Have you ever found yourself sitting in a cramped position in front of your screen, trying to be creative? Well, I have, especially while working with CAD-software and 3D-printers as an architect. These innovations prevent us from feeling fully creative while we slowly lose connection with reality.
What if we reframe the way we design technology? Can we balance the human-machine relationship?
I search for an answer through my self-developed intuitive 3D-printer called Ana. An analog machine which I pioneered during my studies at the TU Delft, Architecture.
With the fast rise of 3D-printing in Architecture and the need for new sustainable ways of using materials, I developed a machine that can ‘paint’ in 3D solidifying bodily movements using recycled plastics.
During my DDW Talk at the VDMA-area I will present to you the journey, going from a machine idea to a tangible tool for drawing in real 3D-space. How this led me towards an artistic practice, where I imagine architecture to be as painting and see the city as our canvas. Experiments with nozzle design, pigments, polymere combinations and weaving techniques bring me to a new form language for '3D-painting'.
The concept for Ana does not stand on itself. It is part of a larger spectrum of intuitive machines. Therefore I will open the conversation on machine design, implications of technology on creativity and the human body at large.

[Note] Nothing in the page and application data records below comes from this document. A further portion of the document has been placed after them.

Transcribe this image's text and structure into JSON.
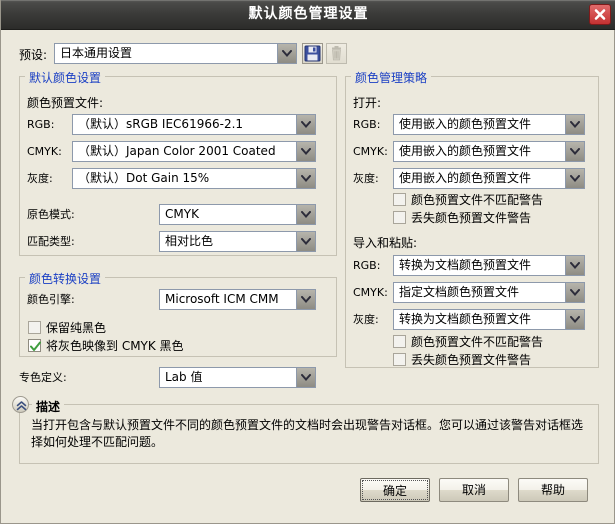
{
  "window": {
    "title": "默认颜色管理设置",
    "close_icon": "close-icon"
  },
  "preset": {
    "label": "预设:",
    "value": "日本通用设置",
    "save_icon": "save-floppy-icon",
    "delete_icon": "trash-icon"
  },
  "default_color_settings": {
    "title": "默认颜色设置",
    "profiles_label": "颜色预置文件:",
    "rows": [
      {
        "label": "RGB:",
        "value": "（默认）sRGB IEC61966-2.1"
      },
      {
        "label": "CMYK:",
        "value": "（默认）Japan Color 2001 Coated"
      },
      {
        "label": "灰度:",
        "value": "（默认）Dot Gain 15%"
      }
    ],
    "primary_mode": {
      "label": "原色模式:",
      "value": "CMYK"
    },
    "rendering_intent": {
      "label": "匹配类型:",
      "value": "相对比色"
    }
  },
  "color_conversion": {
    "title": "颜色转换设置",
    "engine": {
      "label": "颜色引擎:",
      "value": "Microsoft ICM CMM"
    },
    "checkboxes": [
      {
        "label": "保留纯黑色",
        "checked": false
      },
      {
        "label": "将灰色映像到 CMYK 黑色",
        "checked": true
      }
    ]
  },
  "spot_color": {
    "label": "专色定义:",
    "value": "Lab 值"
  },
  "policies": {
    "title": "颜色管理策略",
    "open_label": "打开:",
    "open_rows": [
      {
        "label": "RGB:",
        "value": "使用嵌入的颜色预置文件"
      },
      {
        "label": "CMYK:",
        "value": "使用嵌入的颜色预置文件"
      },
      {
        "label": "灰度:",
        "value": "使用嵌入的颜色预置文件"
      }
    ],
    "open_checkboxes": [
      {
        "label": "颜色预置文件不匹配警告",
        "checked": false
      },
      {
        "label": "丢失颜色预置文件警告",
        "checked": false
      }
    ],
    "paste_label": "导入和粘贴:",
    "paste_rows": [
      {
        "label": "RGB:",
        "value": "转换为文档颜色预置文件"
      },
      {
        "label": "CMYK:",
        "value": "指定文档颜色预置文件"
      },
      {
        "label": "灰度:",
        "value": "转换为文档颜色预置文件"
      }
    ],
    "paste_checkboxes": [
      {
        "label": "颜色预置文件不匹配警告",
        "checked": false
      },
      {
        "label": "丢失颜色预置文件警告",
        "checked": false
      }
    ]
  },
  "description": {
    "collapse_icon": "chevron-up-double-icon",
    "title": "描述",
    "text": "当打开包含与默认预置文件不同的颜色预置文件的文档时会出现警告对话框。您可以通过该警告对话框选择如何处理不匹配问题。"
  },
  "buttons": {
    "ok": "确定",
    "cancel": "取消",
    "help": "帮助"
  },
  "colors": {
    "dialog_bg": "#ece9dd",
    "title_bar": "#3c3c3a",
    "group_label": "#1a3fc4",
    "close_red": "#c53131",
    "check_green": "#3f9e3f",
    "save_blue": "#3b4f9e"
  }
}
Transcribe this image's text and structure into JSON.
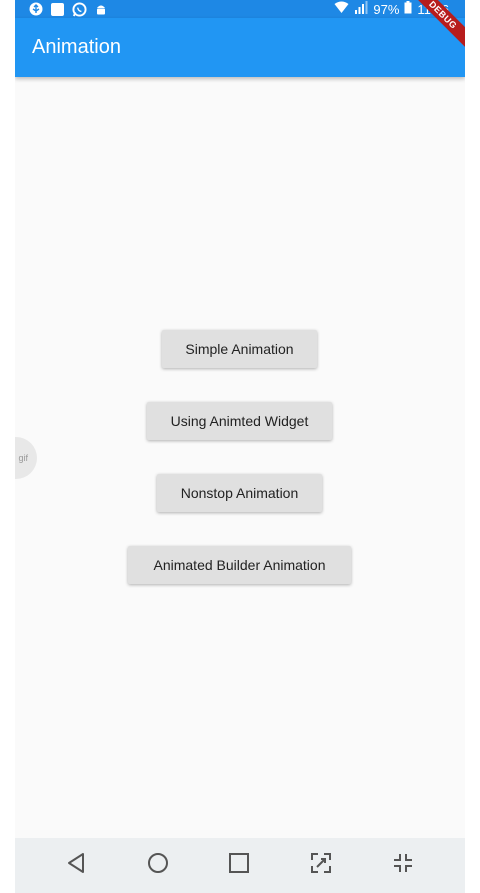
{
  "status_bar": {
    "battery": "97%",
    "time": "11:06",
    "icons": [
      "usb-icon",
      "notification-square-icon",
      "whatsapp-icon",
      "android-icon",
      "wifi-icon",
      "signal-icon",
      "battery-icon"
    ]
  },
  "app_bar": {
    "title": "Animation",
    "debug_banner": "DEBUG",
    "color": "#2196f3"
  },
  "buttons": [
    {
      "label": "Simple Animation"
    },
    {
      "label": "Using Animted Widget"
    },
    {
      "label": "Nonstop Animation"
    },
    {
      "label": "Animated Builder Animation"
    }
  ],
  "overlay": {
    "gif_label": "gif"
  },
  "nav_bar": {
    "icons": [
      "back-icon",
      "home-icon",
      "recents-icon",
      "expand-icon",
      "collapse-icon"
    ]
  }
}
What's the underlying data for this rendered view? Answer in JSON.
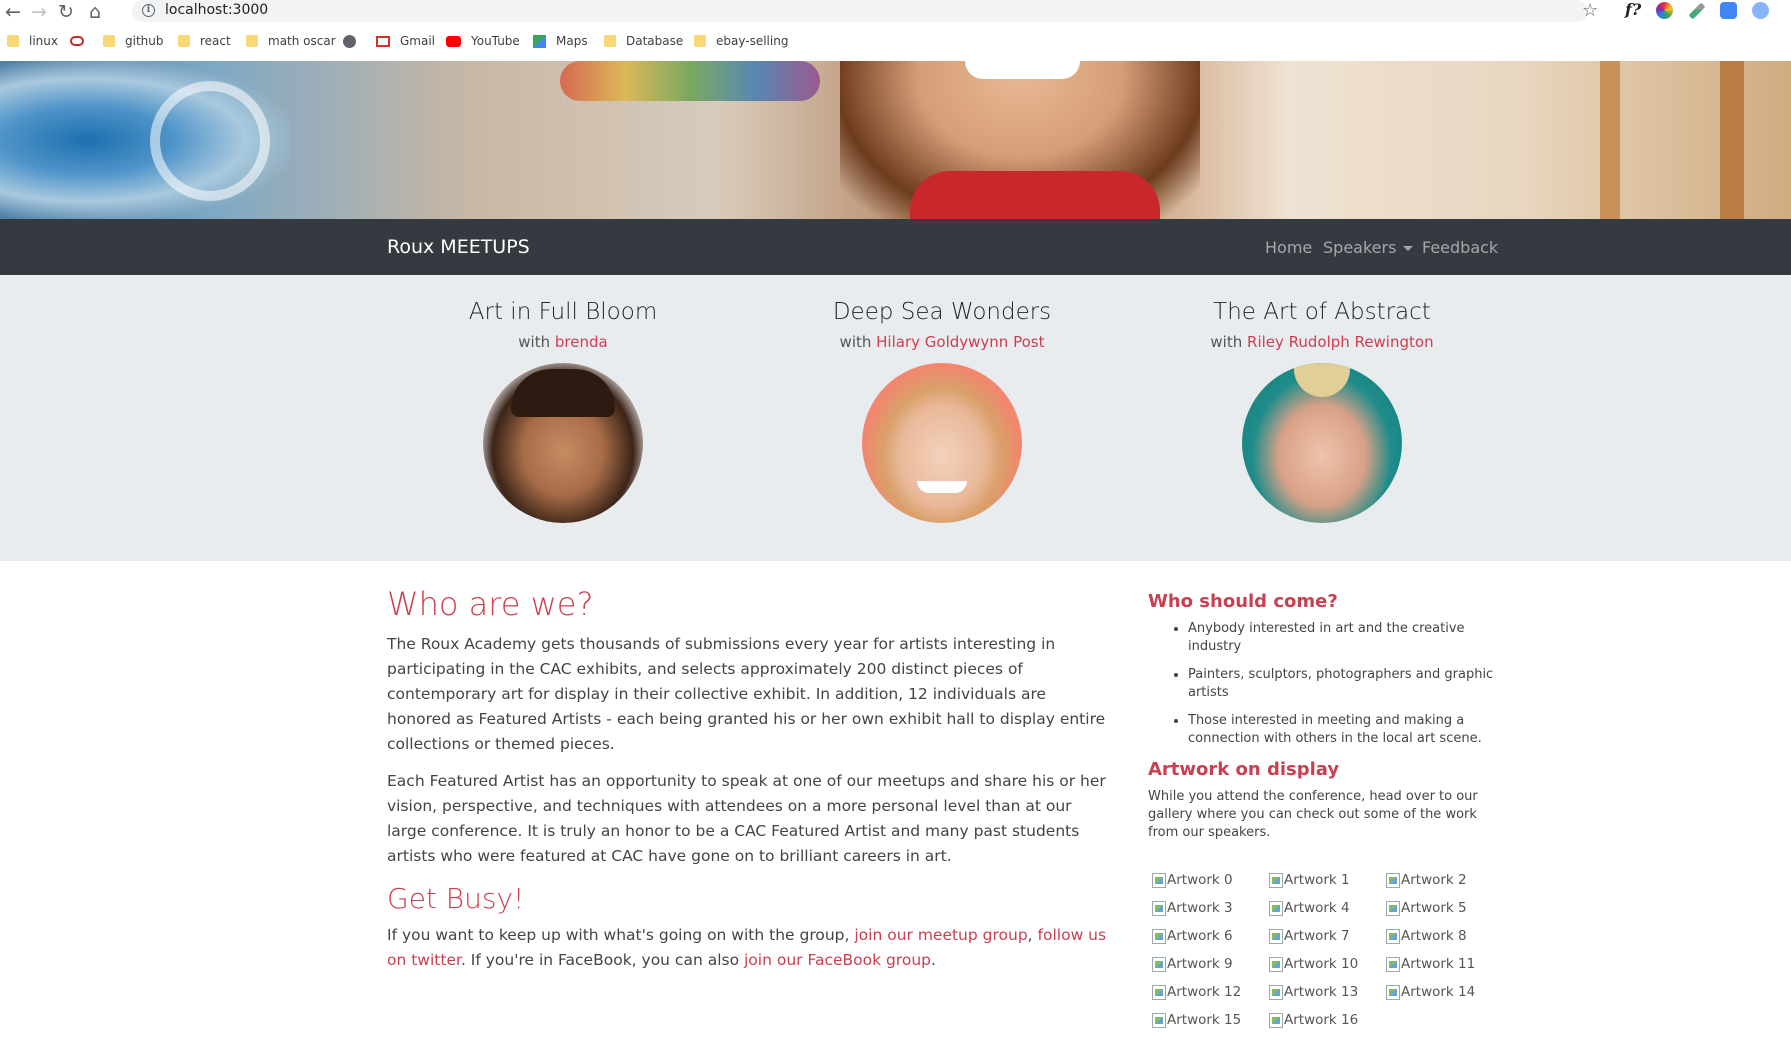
{
  "browser": {
    "url": "localhost:3000",
    "bookmarks": [
      {
        "label": "linux",
        "icon": "folder-icon"
      },
      {
        "label": "",
        "icon": "app-icon"
      },
      {
        "label": "github",
        "icon": "folder-icon"
      },
      {
        "label": "react",
        "icon": "folder-icon"
      },
      {
        "label": "math oscar",
        "icon": "folder-icon"
      },
      {
        "label": "",
        "icon": "globe-icon"
      },
      {
        "label": "Gmail",
        "icon": "gmail-icon"
      },
      {
        "label": "YouTube",
        "icon": "youtube-icon"
      },
      {
        "label": "Maps",
        "icon": "maps-icon"
      },
      {
        "label": "Database",
        "icon": "folder-icon"
      },
      {
        "label": "ebay-selling",
        "icon": "folder-icon"
      }
    ]
  },
  "navbar": {
    "brand": "Roux MEETUPS",
    "links": {
      "home": "Home",
      "speakers": "Speakers",
      "feedback": "Feedback"
    }
  },
  "speakers": [
    {
      "title": "Art in Full Bloom",
      "with": "with",
      "name": "brenda"
    },
    {
      "title": "Deep Sea Wonders",
      "with": "with",
      "name": "Hilary Goldywynn Post"
    },
    {
      "title": "The Art of Abstract",
      "with": "with",
      "name": "Riley Rudolph Rewington"
    }
  ],
  "main": {
    "who_heading": "Who are we?",
    "who_p1": "The Roux Academy gets thousands of submissions every year for artists interesting in participating in the CAC exhibits, and selects approximately 200 distinct pieces of contemporary art for display in their collective exhibit. In addition, 12 individuals are honored as Featured Artists - each being granted his or her own exhibit hall to display entire collections or themed pieces.",
    "who_p2": "Each Featured Artist has an opportunity to speak at one of our meetups and share his or her vision, perspective, and techniques with attendees on a more personal level than at our large conference. It is truly an honor to be a CAC Featured Artist and many past students artists who were featured at CAC have gone on to brilliant careers in art.",
    "busy_heading": "Get Busy!",
    "busy_text_1": "If you want to keep up with what's going on with the group, ",
    "busy_link_1": "join our meetup group",
    "busy_text_2": ", ",
    "busy_link_2": "follow us on twitter",
    "busy_text_3": ". If you're in FaceBook, you can also ",
    "busy_link_3": "join our FaceBook group",
    "busy_text_4": "."
  },
  "sidebar": {
    "who_heading": "Who should come?",
    "who_items": [
      "Anybody interested in art and the creative industry",
      "Painters, sculptors, photographers and graphic artists",
      "Those interested in meeting and making a connection with others in the local art scene."
    ],
    "artwork_heading": "Artwork on display",
    "artwork_text": "While you attend the conference, head over to our gallery where you can check out some of the work from our speakers.",
    "artworks": [
      "Artwork 0",
      "Artwork 1",
      "Artwork 2",
      "Artwork 3",
      "Artwork 4",
      "Artwork 5",
      "Artwork 6",
      "Artwork 7",
      "Artwork 8",
      "Artwork 9",
      "Artwork 10",
      "Artwork 11",
      "Artwork 12",
      "Artwork 13",
      "Artwork 14",
      "Artwork 15",
      "Artwork 16"
    ]
  },
  "colors": {
    "accent": "#c94050",
    "navbar": "#343a40",
    "jumbotron": "#e9ecef"
  }
}
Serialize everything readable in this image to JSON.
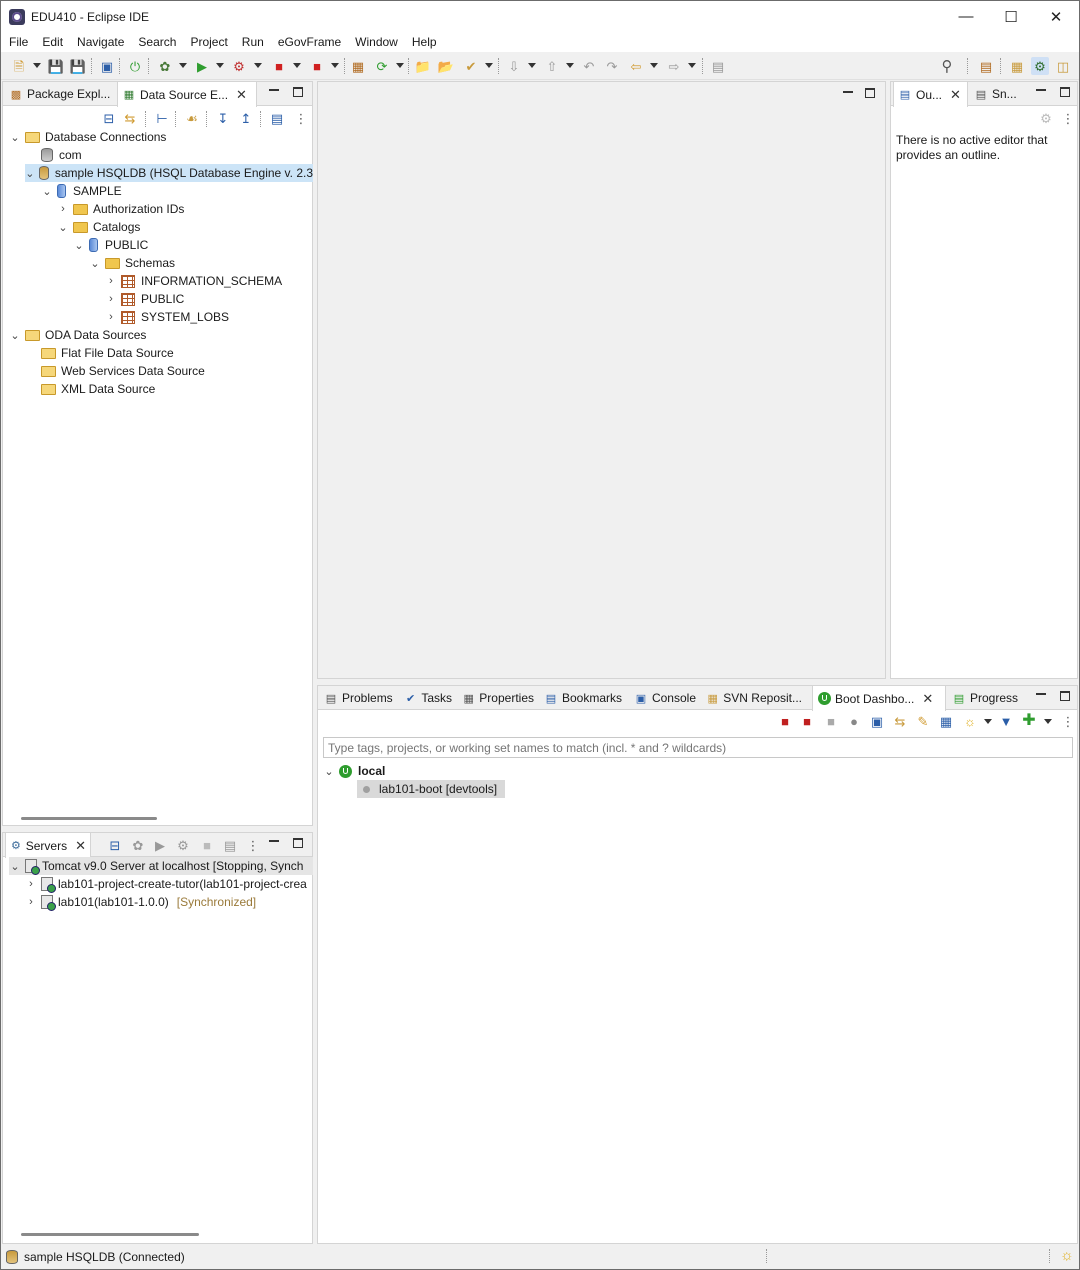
{
  "window": {
    "title": "EDU410 - Eclipse IDE"
  },
  "menu": [
    "File",
    "Edit",
    "Navigate",
    "Search",
    "Project",
    "Run",
    "eGovFrame",
    "Window",
    "Help"
  ],
  "left_panel": {
    "tabs": [
      {
        "label": "Package Expl..."
      },
      {
        "label": "Data Source E..."
      }
    ],
    "tree": {
      "database_connections": "Database Connections",
      "com": "com",
      "sample": "sample HSQLDB (HSQL Database Engine v. 2.3",
      "sample_db": "SAMPLE",
      "authorization_ids": "Authorization IDs",
      "catalogs": "Catalogs",
      "public_catalog": "PUBLIC",
      "schemas": "Schemas",
      "schema_information": "INFORMATION_SCHEMA",
      "schema_public": "PUBLIC",
      "schema_system_lobs": "SYSTEM_LOBS",
      "oda_data_sources": "ODA Data Sources",
      "flat_file": "Flat File Data Source",
      "web_services": "Web Services Data Source",
      "xml": "XML Data Source"
    }
  },
  "servers_panel": {
    "tab": "Servers",
    "server": "Tomcat v9.0 Server at localhost  [Stopping, Synch",
    "modules": [
      {
        "name": "lab101-project-create-tutor(lab101-project-crea",
        "status": ""
      },
      {
        "name": "lab101(lab101-1.0.0)",
        "status": "[Synchronized]"
      }
    ]
  },
  "outline_panel": {
    "tabs": [
      {
        "label": "Ou..."
      },
      {
        "label": "Sn..."
      }
    ],
    "message": "There is no active editor that provides an outline."
  },
  "bottom_panel": {
    "tabs": [
      {
        "label": "Problems"
      },
      {
        "label": "Tasks"
      },
      {
        "label": "Properties"
      },
      {
        "label": "Bookmarks"
      },
      {
        "label": "Console"
      },
      {
        "label": "SVN Reposit..."
      },
      {
        "label": "Boot Dashbo..."
      },
      {
        "label": "Progress"
      }
    ],
    "search_placeholder": "Type tags, projects, or working set names to match (incl. * and ? wildcards)",
    "local": "local",
    "app": "lab101-boot [devtools]"
  },
  "status": {
    "text": "sample HSQLDB (Connected)"
  }
}
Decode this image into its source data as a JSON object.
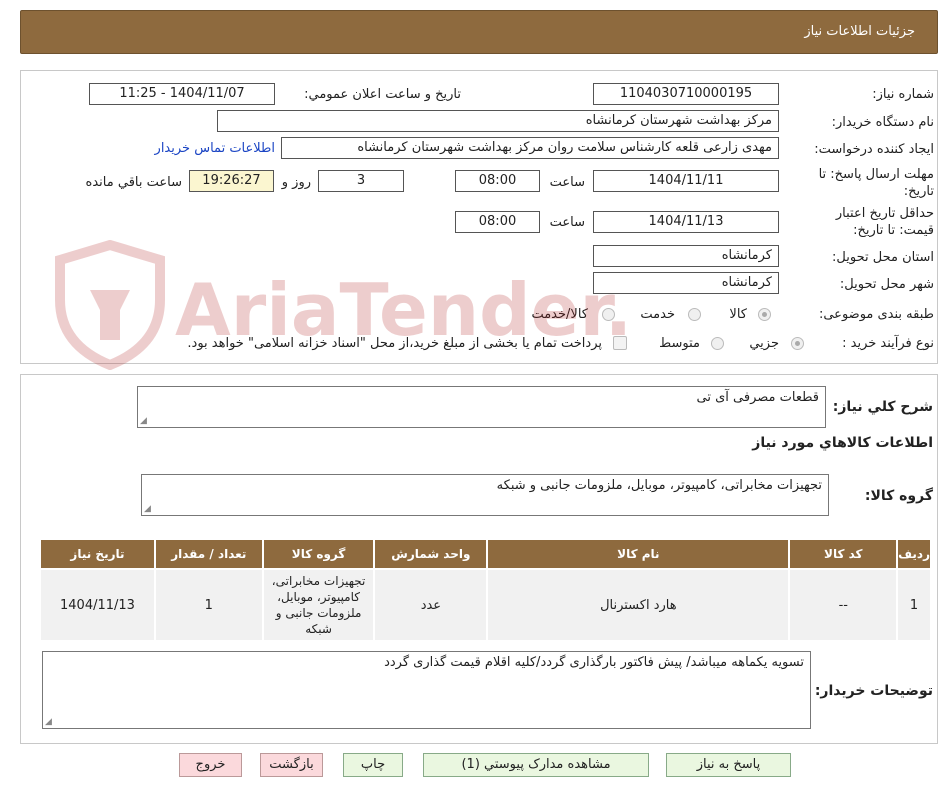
{
  "header": {
    "title": "جزئیات اطلاعات نیاز"
  },
  "form": {
    "need_number_label": "شماره نیاز:",
    "need_number": "1104030710000195",
    "announce_label": "تاریخ و ساعت اعلان عمومي:",
    "announce_value": "1404/11/07 - 11:25",
    "buyer_label": "نام دستگاه خریدار:",
    "buyer_value": "مرکز بهداشت شهرستان کرمانشاه",
    "requester_label": "ایجاد کننده درخواست:",
    "requester_value": "مهدی  زارعی قلعه کارشناس سلامت روان مرکز بهداشت شهرستان کرمانشاه",
    "contact_link": "اطلاعات تماس خریدار",
    "deadline_label_1": "مهلت ارسال پاسخ: تا",
    "deadline_label_2": "تاریخ:",
    "deadline_date": "1404/11/11",
    "time_label": "ساعت",
    "deadline_time": "08:00",
    "days_value": "3",
    "days_label": "روز و",
    "remaining_time": "19:26:27",
    "remaining_label": "ساعت باقي مانده",
    "validity_label_1": "حداقل تاریخ اعتبار",
    "validity_label_2": "قیمت: تا تاریخ:",
    "validity_date": "1404/11/13",
    "validity_time": "08:00",
    "province_label": "استان محل تحویل:",
    "province_value": "کرمانشاه",
    "city_label": "شهر محل تحویل:",
    "city_value": "کرمانشاه",
    "category_label": "طبقه بندی موضوعی:",
    "category_options": [
      "کالا",
      "خدمت",
      "کالا/خدمت"
    ],
    "process_label": "نوع فرآیند خرید :",
    "process_options": [
      "جزیي",
      "متوسط"
    ],
    "payment_note": "پرداخت تمام یا بخشی از مبلغ خرید،از محل \"اسناد خزانه اسلامی\" خواهد بود."
  },
  "summary": {
    "general_label": "شرح کلي نیاز:",
    "general_value": "قطعات مصرفی آی تی",
    "items_title": "اطلاعات کالاهاي مورد نیاز",
    "group_label": "گروه کالا:",
    "group_value": "تجهیزات مخابراتی، کامپیوتر، موبایل، ملزومات جانبی و شبکه"
  },
  "table": {
    "headers": [
      "ردیف",
      "کد کالا",
      "نام کالا",
      "واحد شمارش",
      "گروه کالا",
      "تعداد / مقدار",
      "تاریخ نیاز"
    ],
    "rows": [
      [
        "1",
        "--",
        "هارد اکسترنال",
        "عدد",
        "تجهیزات مخابراتی، کامپیوتر، موبایل، ملزومات جانبی و شبکه",
        "1",
        "1404/11/13"
      ]
    ]
  },
  "buyer_notes": {
    "label": "توضیحات خریدار:",
    "value": "تسویه یکماهه میباشد/ پیش فاکتور بارگذاری گردد/کلیه اقلام قیمت گذاری گردد"
  },
  "buttons": {
    "reply": "پاسخ به نیاز",
    "attachments": "مشاهده مدارک پیوستي (1)",
    "print": "چاپ",
    "back": "بازگشت",
    "exit": "خروج"
  },
  "watermark": {
    "text": "AriaTender.neT",
    "color": "#b22222"
  }
}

Join me at the VDMA-area in an open dialogue on the future of machine design.